Having received Absolution, the congregation moves from the time of preparation to that part of the Divine Service known as “the service of the Word.” We typically begin the service of the Word with an introit or Psalm.
The word “introit” means “entrance” or “beginning.” As Christians moved from a persecuted minority to the official majority, they also moved from having worship in someone’s home to larger basilicas. This provided the opportunity to adorn the service with liturgical details that would not have been possible in a cramped home church.
Luther Reed writes, “In the early fifth century, Pope Celestine I (died 432) decreed that an entire Psalm should be sung antiphonally (back and forth) by a double choir as the clergy came from the sacristy (at the back of the church) to the altar. This was intended to add solemnity to the entrance of the clergy and to establish the thought or mood appropriate for the particular service.” Essentially, the introit was travel music as the clergy moved from one place to another.

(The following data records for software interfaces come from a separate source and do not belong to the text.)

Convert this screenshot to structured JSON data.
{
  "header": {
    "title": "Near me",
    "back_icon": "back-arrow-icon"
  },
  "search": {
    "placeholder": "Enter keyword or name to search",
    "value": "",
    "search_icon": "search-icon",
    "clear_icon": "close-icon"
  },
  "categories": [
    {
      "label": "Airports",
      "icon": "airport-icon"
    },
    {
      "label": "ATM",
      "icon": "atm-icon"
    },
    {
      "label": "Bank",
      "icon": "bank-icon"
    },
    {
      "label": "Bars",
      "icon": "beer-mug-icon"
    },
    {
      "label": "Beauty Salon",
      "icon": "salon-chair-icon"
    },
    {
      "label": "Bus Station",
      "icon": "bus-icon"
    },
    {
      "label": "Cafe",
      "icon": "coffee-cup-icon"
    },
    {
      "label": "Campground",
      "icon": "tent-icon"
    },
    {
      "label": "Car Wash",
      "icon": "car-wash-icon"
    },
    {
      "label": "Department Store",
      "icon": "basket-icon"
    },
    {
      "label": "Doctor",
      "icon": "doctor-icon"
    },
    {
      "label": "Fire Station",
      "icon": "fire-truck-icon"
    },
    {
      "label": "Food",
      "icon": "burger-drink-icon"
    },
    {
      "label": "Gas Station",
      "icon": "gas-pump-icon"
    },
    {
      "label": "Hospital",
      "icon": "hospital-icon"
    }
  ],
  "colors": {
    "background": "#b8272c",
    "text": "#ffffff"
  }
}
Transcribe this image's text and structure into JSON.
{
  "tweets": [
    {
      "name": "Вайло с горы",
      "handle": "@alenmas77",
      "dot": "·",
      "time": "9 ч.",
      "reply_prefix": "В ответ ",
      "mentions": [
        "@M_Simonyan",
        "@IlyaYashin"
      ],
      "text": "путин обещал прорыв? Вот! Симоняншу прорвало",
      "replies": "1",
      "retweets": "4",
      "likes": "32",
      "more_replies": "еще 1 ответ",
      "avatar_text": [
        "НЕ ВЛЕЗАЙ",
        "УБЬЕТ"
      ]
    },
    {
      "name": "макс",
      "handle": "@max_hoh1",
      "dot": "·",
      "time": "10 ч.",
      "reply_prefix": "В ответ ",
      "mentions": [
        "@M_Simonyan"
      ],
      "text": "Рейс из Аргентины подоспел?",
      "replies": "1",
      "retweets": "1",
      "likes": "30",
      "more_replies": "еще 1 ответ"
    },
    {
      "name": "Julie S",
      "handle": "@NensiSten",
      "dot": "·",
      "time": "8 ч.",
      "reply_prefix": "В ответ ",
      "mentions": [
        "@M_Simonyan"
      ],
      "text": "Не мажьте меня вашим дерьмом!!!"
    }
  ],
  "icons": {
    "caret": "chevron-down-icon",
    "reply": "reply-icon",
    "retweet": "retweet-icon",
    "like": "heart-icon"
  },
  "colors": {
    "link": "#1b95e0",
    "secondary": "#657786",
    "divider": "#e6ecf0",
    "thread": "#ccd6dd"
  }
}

Today the use of the introit is a little different. As stated above, it comes after the absolution to begin the service of the Word rather than beginning the entire worship service as it did in Pope Celestine’s time. The introit is part of the propers of the day. That means it changes from Sunday to Sunday. The introit is typically not a whole psalm but a part of a psalm that contains the insertion of a repeated verse called an “antiphon.” The antiphon will help set the theme for the day. The antiphon begins and ends the introit.

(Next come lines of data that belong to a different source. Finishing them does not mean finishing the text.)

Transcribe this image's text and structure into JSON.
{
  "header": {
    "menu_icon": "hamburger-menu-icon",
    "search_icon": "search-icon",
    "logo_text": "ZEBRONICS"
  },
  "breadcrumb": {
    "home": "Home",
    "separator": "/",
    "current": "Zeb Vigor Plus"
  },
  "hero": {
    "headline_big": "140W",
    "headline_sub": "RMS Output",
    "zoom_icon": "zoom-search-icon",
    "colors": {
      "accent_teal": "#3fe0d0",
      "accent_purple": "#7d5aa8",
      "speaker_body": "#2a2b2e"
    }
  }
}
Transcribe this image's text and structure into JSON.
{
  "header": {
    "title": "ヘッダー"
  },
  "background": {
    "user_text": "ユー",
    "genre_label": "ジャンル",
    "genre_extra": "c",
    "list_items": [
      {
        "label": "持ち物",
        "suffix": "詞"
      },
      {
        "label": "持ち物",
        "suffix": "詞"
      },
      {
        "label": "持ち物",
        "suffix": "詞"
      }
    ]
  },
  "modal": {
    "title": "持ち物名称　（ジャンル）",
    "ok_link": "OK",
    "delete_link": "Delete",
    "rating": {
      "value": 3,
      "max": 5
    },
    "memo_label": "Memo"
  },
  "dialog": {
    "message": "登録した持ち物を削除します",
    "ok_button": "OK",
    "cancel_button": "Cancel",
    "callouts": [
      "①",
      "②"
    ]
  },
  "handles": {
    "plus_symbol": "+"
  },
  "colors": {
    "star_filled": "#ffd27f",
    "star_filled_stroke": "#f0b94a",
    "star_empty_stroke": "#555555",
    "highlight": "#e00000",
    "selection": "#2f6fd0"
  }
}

An introit, Psalm or hymn is appropriate after the absolution. Having been forgiven, it’s natural to sing to the Lord as we come into His presence with thanksgiving. The pastor may show this in a visual way by literally “entering” into the chancel during this part of the Liturgy. Prior to this point of the service, he may have been outside of the communion rails as a part of the congregation. Now, he may enter into the chancel which is the Christian version of the Holy of Holies. A Psalm or introit is often used because the book of Psalms has been the prayer and hymn book of the church since Old Testament times, and it is a way in which the saints of all ages are joined together in worshipping the one true God. The Gloria Patri, or Glory be to the Father, ends the introit or Psalm to proclaim beyond a shadow of a doubt to anyone present that we are addressing the Triune God in His own words that may be chanted to show how special they are.

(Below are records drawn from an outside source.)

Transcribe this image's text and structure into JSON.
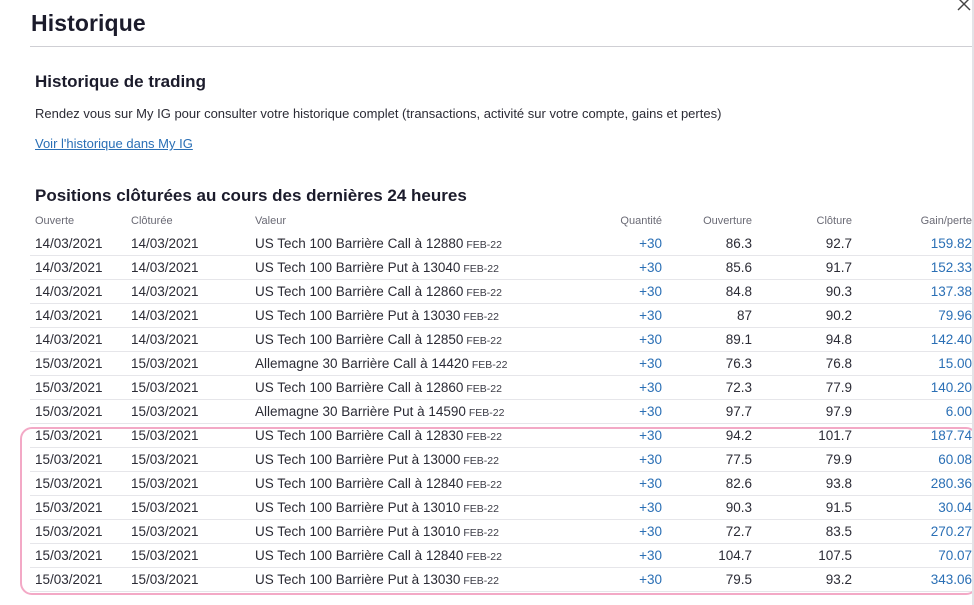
{
  "modal": {
    "title": "Historique",
    "close_icon": "close-icon"
  },
  "trading_history": {
    "title": "Historique de trading",
    "description": "Rendez vous sur My IG pour consulter votre historique complet (transactions, activité sur votre compte, gains et pertes)",
    "link_text": "Voir l'historique dans My IG"
  },
  "closed_positions": {
    "title": "Positions clôturées au cours des dernières 24 heures",
    "headers": {
      "opened": "Ouverte",
      "closed": "Clôturée",
      "value": "Valeur",
      "quantity": "Quantité",
      "open_price": "Ouverture",
      "close_price": "Clôture",
      "pl": "Gain/perte"
    },
    "rows": [
      {
        "opened": "14/03/2021",
        "closed": "14/03/2021",
        "instrument": "US Tech 100 Barrière Call à 12880",
        "expiry": "FEB-22",
        "qty": "+30",
        "open": "86.3",
        "close": "92.7",
        "pl": "159.82"
      },
      {
        "opened": "14/03/2021",
        "closed": "14/03/2021",
        "instrument": "US Tech 100 Barrière Put à 13040",
        "expiry": "FEB-22",
        "qty": "+30",
        "open": "85.6",
        "close": "91.7",
        "pl": "152.33"
      },
      {
        "opened": "14/03/2021",
        "closed": "14/03/2021",
        "instrument": "US Tech 100 Barrière Call à 12860",
        "expiry": "FEB-22",
        "qty": "+30",
        "open": "84.8",
        "close": "90.3",
        "pl": "137.38"
      },
      {
        "opened": "14/03/2021",
        "closed": "14/03/2021",
        "instrument": "US Tech 100 Barrière Put à 13030",
        "expiry": "FEB-22",
        "qty": "+30",
        "open": "87",
        "close": "90.2",
        "pl": "79.96"
      },
      {
        "opened": "14/03/2021",
        "closed": "14/03/2021",
        "instrument": "US Tech 100 Barrière Call à 12850",
        "expiry": "FEB-22",
        "qty": "+30",
        "open": "89.1",
        "close": "94.8",
        "pl": "142.40"
      },
      {
        "opened": "15/03/2021",
        "closed": "15/03/2021",
        "instrument": "Allemagne 30 Barrière Call à 14420",
        "expiry": "FEB-22",
        "qty": "+30",
        "open": "76.3",
        "close": "76.8",
        "pl": "15.00"
      },
      {
        "opened": "15/03/2021",
        "closed": "15/03/2021",
        "instrument": "US Tech 100 Barrière Call à 12860",
        "expiry": "FEB-22",
        "qty": "+30",
        "open": "72.3",
        "close": "77.9",
        "pl": "140.20"
      },
      {
        "opened": "15/03/2021",
        "closed": "15/03/2021",
        "instrument": "Allemagne 30 Barrière Put à 14590",
        "expiry": "FEB-22",
        "qty": "+30",
        "open": "97.7",
        "close": "97.9",
        "pl": "6.00"
      },
      {
        "opened": "15/03/2021",
        "closed": "15/03/2021",
        "instrument": "US Tech 100 Barrière Call à 12830",
        "expiry": "FEB-22",
        "qty": "+30",
        "open": "94.2",
        "close": "101.7",
        "pl": "187.74"
      },
      {
        "opened": "15/03/2021",
        "closed": "15/03/2021",
        "instrument": "US Tech 100 Barrière Put à 13000",
        "expiry": "FEB-22",
        "qty": "+30",
        "open": "77.5",
        "close": "79.9",
        "pl": "60.08"
      },
      {
        "opened": "15/03/2021",
        "closed": "15/03/2021",
        "instrument": "US Tech 100 Barrière Call à 12840",
        "expiry": "FEB-22",
        "qty": "+30",
        "open": "82.6",
        "close": "93.8",
        "pl": "280.36"
      },
      {
        "opened": "15/03/2021",
        "closed": "15/03/2021",
        "instrument": "US Tech 100 Barrière Put à 13010",
        "expiry": "FEB-22",
        "qty": "+30",
        "open": "90.3",
        "close": "91.5",
        "pl": "30.04"
      },
      {
        "opened": "15/03/2021",
        "closed": "15/03/2021",
        "instrument": "US Tech 100 Barrière Put à 13010",
        "expiry": "FEB-22",
        "qty": "+30",
        "open": "72.7",
        "close": "83.5",
        "pl": "270.27"
      },
      {
        "opened": "15/03/2021",
        "closed": "15/03/2021",
        "instrument": "US Tech 100 Barrière Call à 12840",
        "expiry": "FEB-22",
        "qty": "+30",
        "open": "104.7",
        "close": "107.5",
        "pl": "70.07"
      },
      {
        "opened": "15/03/2021",
        "closed": "15/03/2021",
        "instrument": "US Tech 100 Barrière Put à 13030",
        "expiry": "FEB-22",
        "qty": "+30",
        "open": "79.5",
        "close": "93.2",
        "pl": "343.06"
      }
    ]
  },
  "colors": {
    "link": "#2a6fb5",
    "highlight_border": "#f3a9c6",
    "text": "#1b1b2b"
  }
}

(Adapted from https:// steadfastlutherans.org/2008/10/ notes-on-the-liturgy-2/)